Eventually, six year-old Prince George will inherit the Duchy. Photo / Getty Images

This emphasis on keeping family and continuity at the heart of the Duchy means that tenants have to be chosen with care – especially given how rarely any of the farms come vacant.

Kevin and Justyna applied to run Hill Barn in 2017 as experienced dairy farmers, having worked in Kevin's native Carmarthenshire, New Zealand and most recently Abergavenny. They didn't expect to be picked, "but we had a good business plan and we could see that old farm could be renovated and made bigger," he says.

Once they had been selected and offered a 20-year tenancy, the Duchy paid for the house to be extended and improved, letting the Hughes consult on internal decoration and kitchen fittings. Anything portable – like new milking equipment – they had to buy themselves.

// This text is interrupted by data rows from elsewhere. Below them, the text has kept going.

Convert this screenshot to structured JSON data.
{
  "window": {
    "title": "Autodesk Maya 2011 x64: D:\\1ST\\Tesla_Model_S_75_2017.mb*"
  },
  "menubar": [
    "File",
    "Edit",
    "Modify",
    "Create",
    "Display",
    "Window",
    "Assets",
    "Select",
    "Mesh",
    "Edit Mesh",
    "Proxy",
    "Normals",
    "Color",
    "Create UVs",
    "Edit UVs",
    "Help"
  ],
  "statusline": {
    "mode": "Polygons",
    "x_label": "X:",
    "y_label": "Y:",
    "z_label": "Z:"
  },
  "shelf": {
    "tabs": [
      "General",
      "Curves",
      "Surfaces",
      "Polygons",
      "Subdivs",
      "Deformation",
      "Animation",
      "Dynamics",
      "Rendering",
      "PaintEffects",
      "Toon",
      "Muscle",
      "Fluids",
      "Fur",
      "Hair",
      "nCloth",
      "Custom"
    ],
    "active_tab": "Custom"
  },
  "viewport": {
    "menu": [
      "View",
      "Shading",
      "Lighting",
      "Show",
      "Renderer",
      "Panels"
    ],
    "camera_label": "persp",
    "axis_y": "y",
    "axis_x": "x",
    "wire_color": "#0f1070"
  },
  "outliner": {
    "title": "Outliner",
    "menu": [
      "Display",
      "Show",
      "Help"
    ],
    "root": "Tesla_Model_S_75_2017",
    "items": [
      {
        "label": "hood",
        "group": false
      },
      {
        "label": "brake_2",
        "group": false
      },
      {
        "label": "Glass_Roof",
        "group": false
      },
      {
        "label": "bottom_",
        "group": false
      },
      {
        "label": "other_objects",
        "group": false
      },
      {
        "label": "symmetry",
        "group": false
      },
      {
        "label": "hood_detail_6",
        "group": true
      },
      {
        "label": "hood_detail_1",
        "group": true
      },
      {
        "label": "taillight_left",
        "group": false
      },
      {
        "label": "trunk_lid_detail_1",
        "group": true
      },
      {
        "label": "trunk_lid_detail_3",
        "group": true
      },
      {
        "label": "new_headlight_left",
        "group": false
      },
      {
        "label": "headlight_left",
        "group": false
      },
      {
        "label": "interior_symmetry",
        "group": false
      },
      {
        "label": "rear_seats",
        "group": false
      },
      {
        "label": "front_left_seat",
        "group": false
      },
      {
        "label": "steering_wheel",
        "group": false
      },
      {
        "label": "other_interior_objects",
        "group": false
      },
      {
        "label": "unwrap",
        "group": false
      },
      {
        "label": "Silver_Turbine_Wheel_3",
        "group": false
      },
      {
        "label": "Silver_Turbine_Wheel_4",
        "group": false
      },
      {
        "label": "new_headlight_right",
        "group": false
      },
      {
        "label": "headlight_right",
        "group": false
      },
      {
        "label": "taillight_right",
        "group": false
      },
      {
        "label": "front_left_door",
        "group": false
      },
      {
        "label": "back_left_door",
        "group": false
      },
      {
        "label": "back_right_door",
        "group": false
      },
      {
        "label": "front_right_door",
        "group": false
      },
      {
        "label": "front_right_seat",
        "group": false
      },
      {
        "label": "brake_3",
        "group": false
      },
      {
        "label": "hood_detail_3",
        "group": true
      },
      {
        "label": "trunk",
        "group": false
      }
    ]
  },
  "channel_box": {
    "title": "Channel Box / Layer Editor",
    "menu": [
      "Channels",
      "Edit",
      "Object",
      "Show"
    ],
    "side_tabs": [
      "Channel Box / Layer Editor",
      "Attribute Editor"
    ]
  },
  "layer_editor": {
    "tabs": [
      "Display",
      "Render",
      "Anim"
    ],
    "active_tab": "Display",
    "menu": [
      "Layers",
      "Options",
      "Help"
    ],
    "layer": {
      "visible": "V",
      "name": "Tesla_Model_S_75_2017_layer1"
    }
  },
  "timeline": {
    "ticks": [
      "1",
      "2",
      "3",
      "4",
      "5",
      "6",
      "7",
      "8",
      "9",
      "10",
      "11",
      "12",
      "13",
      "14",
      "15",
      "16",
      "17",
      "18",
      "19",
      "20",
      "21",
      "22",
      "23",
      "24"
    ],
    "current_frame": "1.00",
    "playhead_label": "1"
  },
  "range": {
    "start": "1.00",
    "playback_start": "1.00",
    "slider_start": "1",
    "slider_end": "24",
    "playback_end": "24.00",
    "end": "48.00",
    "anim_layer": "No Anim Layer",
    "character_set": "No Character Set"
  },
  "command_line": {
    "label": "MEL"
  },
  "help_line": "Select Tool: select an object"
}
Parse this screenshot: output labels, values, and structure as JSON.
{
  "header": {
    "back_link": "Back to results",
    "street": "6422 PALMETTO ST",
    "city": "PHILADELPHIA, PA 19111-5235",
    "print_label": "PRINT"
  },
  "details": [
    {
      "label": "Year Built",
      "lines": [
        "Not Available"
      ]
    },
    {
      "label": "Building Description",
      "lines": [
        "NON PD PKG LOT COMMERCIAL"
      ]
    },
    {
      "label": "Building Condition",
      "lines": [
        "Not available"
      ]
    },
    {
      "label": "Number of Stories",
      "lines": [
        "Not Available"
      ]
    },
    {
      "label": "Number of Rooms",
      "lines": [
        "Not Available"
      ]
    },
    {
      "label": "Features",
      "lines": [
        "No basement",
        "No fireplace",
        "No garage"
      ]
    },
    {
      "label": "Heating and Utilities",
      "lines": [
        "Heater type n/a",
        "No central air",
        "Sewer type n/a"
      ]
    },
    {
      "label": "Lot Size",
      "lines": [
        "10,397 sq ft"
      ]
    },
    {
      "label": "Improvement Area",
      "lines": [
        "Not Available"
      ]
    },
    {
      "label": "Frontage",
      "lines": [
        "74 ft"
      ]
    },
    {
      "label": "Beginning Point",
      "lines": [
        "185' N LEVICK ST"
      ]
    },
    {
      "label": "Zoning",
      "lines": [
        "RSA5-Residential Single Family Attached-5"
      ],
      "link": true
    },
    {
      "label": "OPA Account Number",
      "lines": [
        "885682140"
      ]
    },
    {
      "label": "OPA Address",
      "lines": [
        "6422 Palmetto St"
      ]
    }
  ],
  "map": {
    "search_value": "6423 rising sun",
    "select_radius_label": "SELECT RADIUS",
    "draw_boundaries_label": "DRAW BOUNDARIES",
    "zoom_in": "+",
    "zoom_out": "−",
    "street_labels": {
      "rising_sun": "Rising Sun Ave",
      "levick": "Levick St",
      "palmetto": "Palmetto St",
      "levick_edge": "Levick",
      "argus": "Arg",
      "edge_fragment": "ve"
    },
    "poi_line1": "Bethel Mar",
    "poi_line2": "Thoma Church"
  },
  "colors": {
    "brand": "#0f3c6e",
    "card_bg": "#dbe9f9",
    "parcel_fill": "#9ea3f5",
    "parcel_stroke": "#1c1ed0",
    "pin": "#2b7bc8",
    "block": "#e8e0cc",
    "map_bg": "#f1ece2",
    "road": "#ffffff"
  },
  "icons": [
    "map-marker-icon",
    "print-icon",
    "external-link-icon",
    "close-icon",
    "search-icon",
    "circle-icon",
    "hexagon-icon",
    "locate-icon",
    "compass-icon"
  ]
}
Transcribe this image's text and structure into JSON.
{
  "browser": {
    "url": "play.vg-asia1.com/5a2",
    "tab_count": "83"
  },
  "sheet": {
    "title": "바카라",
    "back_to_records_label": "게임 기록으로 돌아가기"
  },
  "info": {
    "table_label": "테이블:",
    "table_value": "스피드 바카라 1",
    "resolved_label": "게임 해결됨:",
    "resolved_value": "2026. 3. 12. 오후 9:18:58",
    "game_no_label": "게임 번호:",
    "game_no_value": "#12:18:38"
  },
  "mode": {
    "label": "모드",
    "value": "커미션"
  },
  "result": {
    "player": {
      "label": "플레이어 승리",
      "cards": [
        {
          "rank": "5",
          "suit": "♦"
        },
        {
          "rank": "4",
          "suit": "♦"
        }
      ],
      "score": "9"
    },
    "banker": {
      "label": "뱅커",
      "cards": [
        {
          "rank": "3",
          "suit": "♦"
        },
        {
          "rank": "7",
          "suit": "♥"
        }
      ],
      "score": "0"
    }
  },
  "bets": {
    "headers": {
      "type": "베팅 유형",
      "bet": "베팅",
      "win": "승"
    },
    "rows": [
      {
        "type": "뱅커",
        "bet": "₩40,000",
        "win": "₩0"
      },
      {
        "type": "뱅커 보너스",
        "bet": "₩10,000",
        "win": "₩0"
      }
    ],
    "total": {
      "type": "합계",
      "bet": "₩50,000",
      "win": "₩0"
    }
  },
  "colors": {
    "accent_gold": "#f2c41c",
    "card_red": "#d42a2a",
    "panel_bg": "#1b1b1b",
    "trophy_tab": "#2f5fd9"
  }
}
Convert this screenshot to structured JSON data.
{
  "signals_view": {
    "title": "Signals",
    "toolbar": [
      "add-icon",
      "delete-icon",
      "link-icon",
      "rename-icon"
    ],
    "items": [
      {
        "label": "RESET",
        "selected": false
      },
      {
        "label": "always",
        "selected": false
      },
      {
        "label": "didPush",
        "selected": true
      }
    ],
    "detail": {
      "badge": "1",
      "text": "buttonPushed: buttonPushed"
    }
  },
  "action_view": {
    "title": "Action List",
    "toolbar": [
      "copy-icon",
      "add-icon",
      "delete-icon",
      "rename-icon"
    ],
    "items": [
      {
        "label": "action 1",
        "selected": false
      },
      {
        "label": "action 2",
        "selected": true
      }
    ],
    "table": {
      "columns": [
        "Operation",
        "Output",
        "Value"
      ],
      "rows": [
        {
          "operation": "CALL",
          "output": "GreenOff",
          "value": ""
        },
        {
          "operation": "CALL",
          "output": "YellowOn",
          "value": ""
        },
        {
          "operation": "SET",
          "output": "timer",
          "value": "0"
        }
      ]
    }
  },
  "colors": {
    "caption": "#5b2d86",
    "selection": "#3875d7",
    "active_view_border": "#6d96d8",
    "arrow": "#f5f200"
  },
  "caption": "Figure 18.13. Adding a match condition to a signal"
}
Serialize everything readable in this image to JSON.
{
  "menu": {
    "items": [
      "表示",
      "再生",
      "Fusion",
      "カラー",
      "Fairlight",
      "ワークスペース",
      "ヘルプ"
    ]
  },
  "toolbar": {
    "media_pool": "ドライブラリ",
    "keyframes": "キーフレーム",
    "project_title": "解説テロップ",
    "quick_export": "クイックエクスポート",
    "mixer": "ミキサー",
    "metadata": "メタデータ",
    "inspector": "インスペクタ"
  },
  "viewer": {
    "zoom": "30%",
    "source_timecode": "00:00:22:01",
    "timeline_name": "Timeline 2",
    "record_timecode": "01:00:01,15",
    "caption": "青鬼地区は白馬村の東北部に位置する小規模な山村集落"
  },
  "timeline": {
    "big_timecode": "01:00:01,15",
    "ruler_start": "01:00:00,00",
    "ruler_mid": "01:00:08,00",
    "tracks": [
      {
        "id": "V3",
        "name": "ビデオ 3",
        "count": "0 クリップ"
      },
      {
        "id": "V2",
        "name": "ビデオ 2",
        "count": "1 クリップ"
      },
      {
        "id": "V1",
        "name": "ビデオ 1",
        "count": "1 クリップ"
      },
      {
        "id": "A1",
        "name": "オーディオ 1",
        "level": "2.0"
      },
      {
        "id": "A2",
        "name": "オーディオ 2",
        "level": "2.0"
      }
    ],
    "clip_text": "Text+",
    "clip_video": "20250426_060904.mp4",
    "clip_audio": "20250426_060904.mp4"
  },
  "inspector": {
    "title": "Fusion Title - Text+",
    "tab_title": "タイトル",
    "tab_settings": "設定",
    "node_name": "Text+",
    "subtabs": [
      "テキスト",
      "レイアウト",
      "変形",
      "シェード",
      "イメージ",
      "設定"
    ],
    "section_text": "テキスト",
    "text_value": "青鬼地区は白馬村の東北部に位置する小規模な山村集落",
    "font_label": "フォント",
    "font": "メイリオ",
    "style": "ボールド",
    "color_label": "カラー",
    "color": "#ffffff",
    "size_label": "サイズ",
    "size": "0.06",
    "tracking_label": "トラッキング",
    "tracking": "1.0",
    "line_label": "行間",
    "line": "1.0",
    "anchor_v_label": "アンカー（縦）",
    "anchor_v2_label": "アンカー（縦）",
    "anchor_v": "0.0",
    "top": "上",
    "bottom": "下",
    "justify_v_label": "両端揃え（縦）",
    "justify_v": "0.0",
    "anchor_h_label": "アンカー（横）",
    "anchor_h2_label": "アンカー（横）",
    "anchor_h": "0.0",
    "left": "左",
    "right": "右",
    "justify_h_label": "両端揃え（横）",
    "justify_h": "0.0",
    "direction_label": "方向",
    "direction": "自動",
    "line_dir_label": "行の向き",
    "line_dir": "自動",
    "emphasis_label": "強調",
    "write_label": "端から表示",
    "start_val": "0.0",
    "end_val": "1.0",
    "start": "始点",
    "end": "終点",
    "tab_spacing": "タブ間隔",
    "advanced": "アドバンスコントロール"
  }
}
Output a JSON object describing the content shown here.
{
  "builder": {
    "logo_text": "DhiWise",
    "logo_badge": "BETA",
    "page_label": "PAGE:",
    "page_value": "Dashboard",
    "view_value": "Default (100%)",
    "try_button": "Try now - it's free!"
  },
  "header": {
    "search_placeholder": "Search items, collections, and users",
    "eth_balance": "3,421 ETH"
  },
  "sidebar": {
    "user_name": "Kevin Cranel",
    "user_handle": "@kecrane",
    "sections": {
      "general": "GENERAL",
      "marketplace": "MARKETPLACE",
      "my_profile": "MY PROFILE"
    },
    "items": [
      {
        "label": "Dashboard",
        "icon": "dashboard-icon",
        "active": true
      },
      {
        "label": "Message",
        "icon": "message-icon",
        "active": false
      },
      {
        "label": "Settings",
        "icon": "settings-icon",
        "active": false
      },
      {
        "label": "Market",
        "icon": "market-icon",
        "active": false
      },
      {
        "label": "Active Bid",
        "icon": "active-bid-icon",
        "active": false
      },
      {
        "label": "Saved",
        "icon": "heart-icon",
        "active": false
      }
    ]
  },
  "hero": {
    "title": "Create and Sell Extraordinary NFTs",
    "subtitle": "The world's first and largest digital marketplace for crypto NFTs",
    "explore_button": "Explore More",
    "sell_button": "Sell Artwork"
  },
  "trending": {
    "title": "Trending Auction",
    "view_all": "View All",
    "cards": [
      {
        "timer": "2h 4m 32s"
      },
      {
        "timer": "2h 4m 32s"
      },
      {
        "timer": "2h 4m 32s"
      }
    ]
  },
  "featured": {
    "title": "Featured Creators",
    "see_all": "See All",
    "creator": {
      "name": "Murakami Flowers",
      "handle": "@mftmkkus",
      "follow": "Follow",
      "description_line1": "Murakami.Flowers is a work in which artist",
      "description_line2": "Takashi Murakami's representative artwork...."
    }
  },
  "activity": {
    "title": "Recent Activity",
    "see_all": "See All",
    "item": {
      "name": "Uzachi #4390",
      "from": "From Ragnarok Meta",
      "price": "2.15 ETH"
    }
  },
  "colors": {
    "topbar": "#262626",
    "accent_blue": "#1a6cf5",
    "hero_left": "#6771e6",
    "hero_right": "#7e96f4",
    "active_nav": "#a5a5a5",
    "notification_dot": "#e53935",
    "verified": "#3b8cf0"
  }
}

The couple moved on to the farm in that caravan in January 2018 with the Prince's first visit the following month. "We got a lovely letter from him, too," says Justyna. Tenants are also sent Christmas gifts personally chosen by the Prince – last year, two beautifully decorated china mugs – and were all invited to 70th birthday celebrations and, more recently, a garden party at Buckingham Palace.

The Duchy – having put faith in their tenants – clearly wants to keep them, too.
"It's wonderful for the farm and for the community," says Lady Arran. "The Prince loves seeing the land looked after well. The Duchy is his vision: a hugely successful business run with a heart."